Data: While data has always been key to the insurance market, the sheer quantity and velocity of data available is greater than ever before. New sources of real-time data through connected assets and smart things (buildings, machines, vehicles, people) can feed insurers pricing and risk analysis. But these sources are valuable only if they can consume and process the data and turn it into actionable insights. The new capabilities that large language models (LLMs) offer enable unstructured data to become a more accessible source of insights.

AI: Although CGI has been leveraging AI in practical use cases for 20 years, it’s generative AI (GenAI) that has positioned AI as a tool with disruptive potential. The seemingly exponential increase in GenAI capabilities makes it a key consideration for any strategy, but it needs to be coupled with deep thinking on how to use it, along with good quality data to deliver on its promise. The ability to understand unstructured or visual data offers an opportunity for insurers to adapt their operating models and services. (For more on this topic, I invite you to check out my colleague Diane Gutiw’s blog, Guardrails for data protection in the age of GenAI.)

Platforms: The final disruptive technology force is access to cloud platforms and solutions. For business leaders, the key consideration is how this technology lowers the barrier to entry for smaller players or specialists. In the past, the high capital expenditure required to access a platform was a barrier to entering the market. Today, new entrants can compete on a more level technology playing field, which reduces the protection large established insurers had in the past. For established insurers, easier access to cloud technology means they can innovate and learn fast without digging deeply into pockets already stretched by supporting legacy systems.

Insurers that look across the intersection of these core technology trends can challenge traditional business models and processes. The diagram below shows some examples of the shifts possible if we strategically think beyond automating what we currently do.

diagram illustrating how to think strategically across the intersection of core technology

The key to successful transformation: think beyond automation

Anyone following recent news can be forgiven for thinking that GenAI will single-handedly and completely change the insurance landscape.
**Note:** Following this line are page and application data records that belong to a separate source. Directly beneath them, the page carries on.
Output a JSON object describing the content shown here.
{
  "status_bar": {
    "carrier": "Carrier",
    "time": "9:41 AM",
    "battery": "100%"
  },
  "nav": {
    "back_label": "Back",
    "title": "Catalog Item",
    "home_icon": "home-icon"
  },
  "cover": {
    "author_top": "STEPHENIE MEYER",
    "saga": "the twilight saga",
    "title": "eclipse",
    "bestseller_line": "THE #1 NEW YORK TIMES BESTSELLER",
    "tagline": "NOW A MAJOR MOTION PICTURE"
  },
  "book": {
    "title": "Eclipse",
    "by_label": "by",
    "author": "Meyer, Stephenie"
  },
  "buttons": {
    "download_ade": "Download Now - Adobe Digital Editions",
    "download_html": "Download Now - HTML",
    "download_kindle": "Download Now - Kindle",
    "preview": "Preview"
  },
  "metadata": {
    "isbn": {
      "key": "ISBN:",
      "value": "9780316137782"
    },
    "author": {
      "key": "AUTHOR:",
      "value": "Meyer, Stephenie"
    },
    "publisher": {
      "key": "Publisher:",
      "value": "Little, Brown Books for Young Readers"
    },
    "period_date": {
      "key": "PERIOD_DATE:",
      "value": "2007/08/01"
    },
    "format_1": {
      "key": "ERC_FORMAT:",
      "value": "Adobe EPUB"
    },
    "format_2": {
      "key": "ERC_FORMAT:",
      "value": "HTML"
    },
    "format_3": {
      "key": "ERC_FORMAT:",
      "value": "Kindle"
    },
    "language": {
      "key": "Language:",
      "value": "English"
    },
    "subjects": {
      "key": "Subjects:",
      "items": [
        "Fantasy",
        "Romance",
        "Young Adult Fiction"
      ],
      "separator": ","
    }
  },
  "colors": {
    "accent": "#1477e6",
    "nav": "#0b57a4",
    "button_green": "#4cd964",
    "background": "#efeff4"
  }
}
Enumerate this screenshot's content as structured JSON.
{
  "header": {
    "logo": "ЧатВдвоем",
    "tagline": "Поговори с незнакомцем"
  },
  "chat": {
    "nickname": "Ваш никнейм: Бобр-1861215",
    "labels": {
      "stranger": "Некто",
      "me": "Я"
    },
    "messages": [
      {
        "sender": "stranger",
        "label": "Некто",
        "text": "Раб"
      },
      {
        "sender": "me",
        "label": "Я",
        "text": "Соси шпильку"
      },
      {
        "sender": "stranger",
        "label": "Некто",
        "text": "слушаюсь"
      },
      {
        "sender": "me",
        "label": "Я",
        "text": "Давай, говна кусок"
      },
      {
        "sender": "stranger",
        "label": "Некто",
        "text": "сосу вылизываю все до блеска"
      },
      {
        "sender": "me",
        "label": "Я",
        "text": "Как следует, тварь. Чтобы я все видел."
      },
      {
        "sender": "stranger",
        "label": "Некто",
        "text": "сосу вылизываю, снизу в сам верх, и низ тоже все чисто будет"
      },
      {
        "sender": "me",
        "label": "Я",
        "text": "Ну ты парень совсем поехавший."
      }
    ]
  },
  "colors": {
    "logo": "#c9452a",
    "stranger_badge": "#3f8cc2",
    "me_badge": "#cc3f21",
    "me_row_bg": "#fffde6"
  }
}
The capabilities of OpenAI’s ChatGPT and Microsoft’s Copilot are examples of potential game-changing intelligent automation applications that insurers can't ignore.

At CGI, our view is that GenAI on its own will not solve all challenges faced by the insurance industry. It’s a common failure of strategy to focus on a single technology solution, rather than extending your thinking to consider the intersection of different technologies. Uber succeeded, not by leveraging a new technology, but by bringing several existing technologies together in a smarter way to challenge an existing business model. Similarly, Henry Ford transformed car manufacturing, not through the application of a new technology, but by reorganizing the blocks of an inefficient process to radically improve efficiency.

To successfully evolve the insurance industry, we need to reduce the immediate burden of current operating models, while also thinking beyond using technology to simply automate what we do today. We need to think deeply about how to adapt current operating models and products to take advantage of the technology intersection.

In my next blog, I’ll discuss why digital transformation is challenging and why we need to keep our processes human. I’ll also introduce a framework that covers six key strategic focus areas that enable insurers to succeed in making the insurance industry “fit for the future.”

Contact me to discuss how we can help your organization successfully navigate the changing insurance landscape and your digital transformation.

About this author

Daren Rudd

Daren Rudd

Vice-President, Consulting Expert - UK Operations

Daren is Vice-President in CGI’s UK Insurance business and leads the Business, Technology and Innovation consulting team. The team consists of experienced industry, product and technology experts, providing advisory on insurance digital business and technology strategy, insurance industry and technology insights, future operating model and ...